24 December 2015
After a tumultuous year at the University of Cape Town and South African universities generally, I'm writing to you with some information about the start of 2016, and news about how 2015 ended off.
Results from the November exams were published on 23 December 2015. For students who qualify on the basis of November 2015 examinations, certificates and transcripts will be available from the Student Records Office from Monday, 28 December 2015.
Transformation in 2015
As befits a university, the substance of these initiatives – and the wider social issues that have produced the problems we are trying to resolve – should be the subject of discussion and debate across the campus at large. I am aware that some students were reluctant – or found it difficult – to participate in such discussions this past year. I hope that this will change in 2016, and that all of you will feel free to voice your views and engage the views of others, constructively and respectfully, as the year proceeds. UCT is fully committed to enabling and protecting the spaces for difficult conversations, in line with the underlying values of our institution.
The more recent #FeesMustFall (FMF) campaign has seen national decisions to have the same fees in 2016 as in 2015, with the major share of the shortfall being funded through an increase in government funding to universities. We welcome this commitment from government, and trust it will be sustained, though we will still have to trim our spending to cover the balance.
Another element of the end of year campaign was the focus on the inequality in wages between outsourced workers and other university employees. Although at UCT we had long ago set a minimum wage for outsourced workers that is much higher than industry standards, we nevertheless agreed to insource six services, which we hope to be able to do by the start of the second half of 2016. This too is a major advancement in our transformation journey.
Plans for 2016
2016 is likely to be no less challenging with campaigns for free education, accelerated transformation, and other broader political issues. There will likely be campaigns around the State of the Nation Address, the local authority elections and the 40th anniversary of June 16. We will engage with the new SRC and other staff and student stakeholders to identify issues of concern, and I hope deal constructively with the challenges.
We acknowledge the right to peaceful protests, and to the vigorous arguments that accompany these interventions. But we will not tolerate violent disruptions of our academic project, or any actions that endanger the safety of our staff and students, or vandalise university property.
For students who are in residence and who have a deferred or supplementary exam in January, residences will open four nights before your first exam. This period in res will be regarded as a continuation of your 2015 residence contract and no additional fee will be levied.
Please remember that should you need to stay in residence during your exams, you must apply for and reserve a place through the online booking system. Full details are available from the offices of Student Housing & Residence Life.

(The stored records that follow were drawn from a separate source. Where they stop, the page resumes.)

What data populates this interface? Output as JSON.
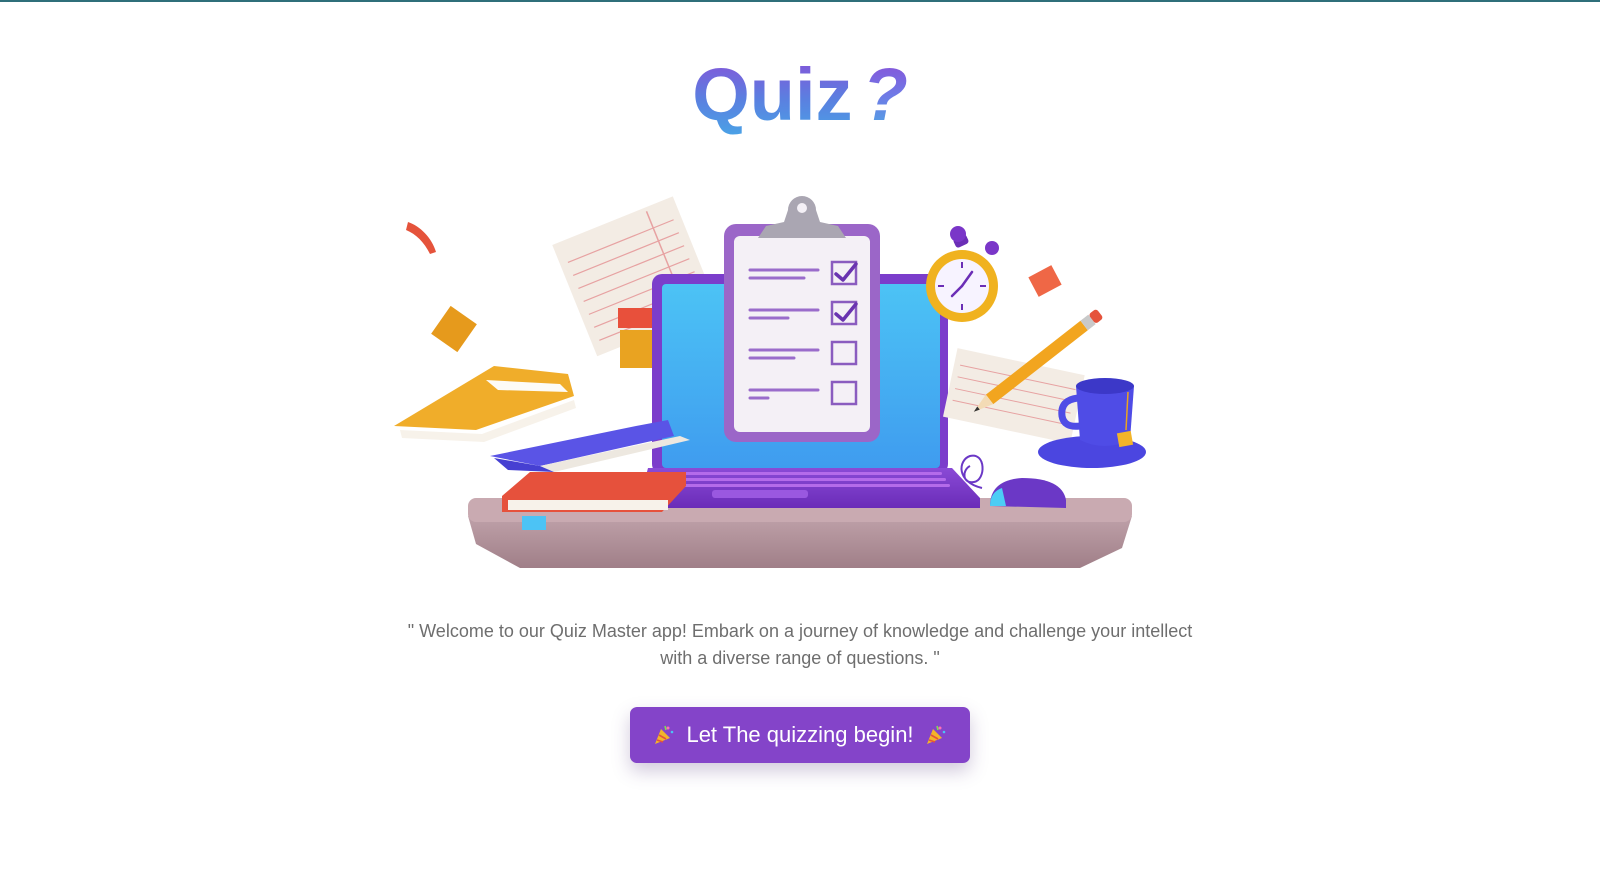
{
  "header": {
    "title": "Quiz",
    "title_mark": "?"
  },
  "hero": {
    "icon": "quiz-laptop-clipboard-illustration"
  },
  "intro": {
    "text": "\" Welcome to our Quiz Master app! Embark on a journey of knowledge and challenge your intellect with a diverse range of questions. \""
  },
  "start": {
    "label": "Let The quizzing begin!",
    "icon": "party-popper-icon"
  },
  "colors": {
    "accent": "#8444c9",
    "title_gradient_start": "#8a4fd8",
    "title_gradient_end": "#4aa2e6",
    "body_text": "#6e6e6e"
  }
}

Returning in 2016
UCT has made a commitment that students will not be prevented from continuing their studies on grounds of affordability. Students eligible for financial aid (including GAP students) who have completed 2015 and are not able to pay off their outstanding fees by the end of January 2016, may apply to have their 2015 debt converted into a loan with a plan to pay off the debt, and if found eligible and the loan is granted, will be allowed to register for the new academic year. Details of how to go about seeking this loan funding will be published on the UCT website by 15 January 2016.

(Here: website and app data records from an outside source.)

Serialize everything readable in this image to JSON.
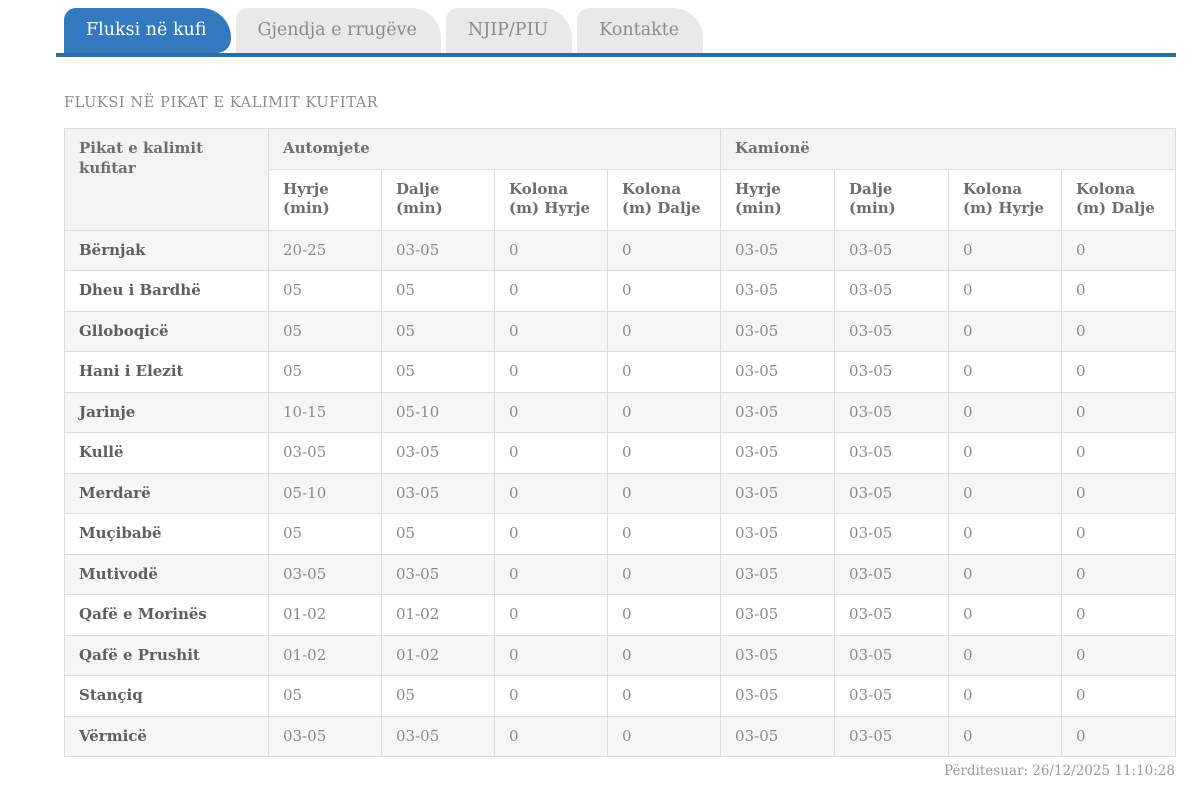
{
  "tabs": [
    {
      "label": "Fluksi në kufi",
      "active": true
    },
    {
      "label": "Gjendja e rrugëve",
      "active": false
    },
    {
      "label": "NJIP/PIU",
      "active": false
    },
    {
      "label": "Kontakte",
      "active": false
    }
  ],
  "page_title": "FLUKSI NË PIKAT E KALIMIT KUFITAR",
  "table": {
    "corner_header": "Pikat e kalimit kufitar",
    "groups": [
      {
        "label": "Automjete"
      },
      {
        "label": "Kamionë"
      }
    ],
    "sub_headers": [
      "Hyrje (min)",
      "Dalje (min)",
      "Kolona (m) Hyrje",
      "Kolona (m) Dalje"
    ],
    "rows": [
      {
        "name": "Bërnjak",
        "automjete": [
          "20-25",
          "03-05",
          "0",
          "0"
        ],
        "kamione": [
          "03-05",
          "03-05",
          "0",
          "0"
        ]
      },
      {
        "name": "Dheu i Bardhë",
        "automjete": [
          "05",
          "05",
          "0",
          "0"
        ],
        "kamione": [
          "03-05",
          "03-05",
          "0",
          "0"
        ]
      },
      {
        "name": "Glloboqicë",
        "automjete": [
          "05",
          "05",
          "0",
          "0"
        ],
        "kamione": [
          "03-05",
          "03-05",
          "0",
          "0"
        ]
      },
      {
        "name": "Hani i Elezit",
        "automjete": [
          "05",
          "05",
          "0",
          "0"
        ],
        "kamione": [
          "03-05",
          "03-05",
          "0",
          "0"
        ]
      },
      {
        "name": "Jarinje",
        "automjete": [
          "10-15",
          "05-10",
          "0",
          "0"
        ],
        "kamione": [
          "03-05",
          "03-05",
          "0",
          "0"
        ]
      },
      {
        "name": "Kullë",
        "automjete": [
          "03-05",
          "03-05",
          "0",
          "0"
        ],
        "kamione": [
          "03-05",
          "03-05",
          "0",
          "0"
        ]
      },
      {
        "name": "Merdarë",
        "automjete": [
          "05-10",
          "03-05",
          "0",
          "0"
        ],
        "kamione": [
          "03-05",
          "03-05",
          "0",
          "0"
        ]
      },
      {
        "name": "Muçibabë",
        "automjete": [
          "05",
          "05",
          "0",
          "0"
        ],
        "kamione": [
          "03-05",
          "03-05",
          "0",
          "0"
        ]
      },
      {
        "name": "Mutivodë",
        "automjete": [
          "03-05",
          "03-05",
          "0",
          "0"
        ],
        "kamione": [
          "03-05",
          "03-05",
          "0",
          "0"
        ]
      },
      {
        "name": "Qafë e Morinës",
        "automjete": [
          "01-02",
          "01-02",
          "0",
          "0"
        ],
        "kamione": [
          "03-05",
          "03-05",
          "0",
          "0"
        ]
      },
      {
        "name": "Qafë e Prushit",
        "automjete": [
          "01-02",
          "01-02",
          "0",
          "0"
        ],
        "kamione": [
          "03-05",
          "03-05",
          "0",
          "0"
        ]
      },
      {
        "name": "Stançiq",
        "automjete": [
          "05",
          "05",
          "0",
          "0"
        ],
        "kamione": [
          "03-05",
          "03-05",
          "0",
          "0"
        ]
      },
      {
        "name": "Vërmicë",
        "automjete": [
          "03-05",
          "03-05",
          "0",
          "0"
        ],
        "kamione": [
          "03-05",
          "03-05",
          "0",
          "0"
        ]
      }
    ]
  },
  "footer": {
    "updated_text": "Përditesuar: 26/12/2025 11:10:28"
  },
  "colors": {
    "active_tab": "#3379bf",
    "tab_underline": "#2e6da4",
    "inactive_tab_bg": "#e9e9e9",
    "header_bg": "#f3f3f3",
    "zebra_row_bg": "#f6f6f6",
    "border": "#dcdcdc",
    "text_muted": "#8a8a8a"
  }
}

I look forward to seeing you all on campus in the New Year, and wish you all a relaxing festive season and a fulfilling 2016.
Dr Max Price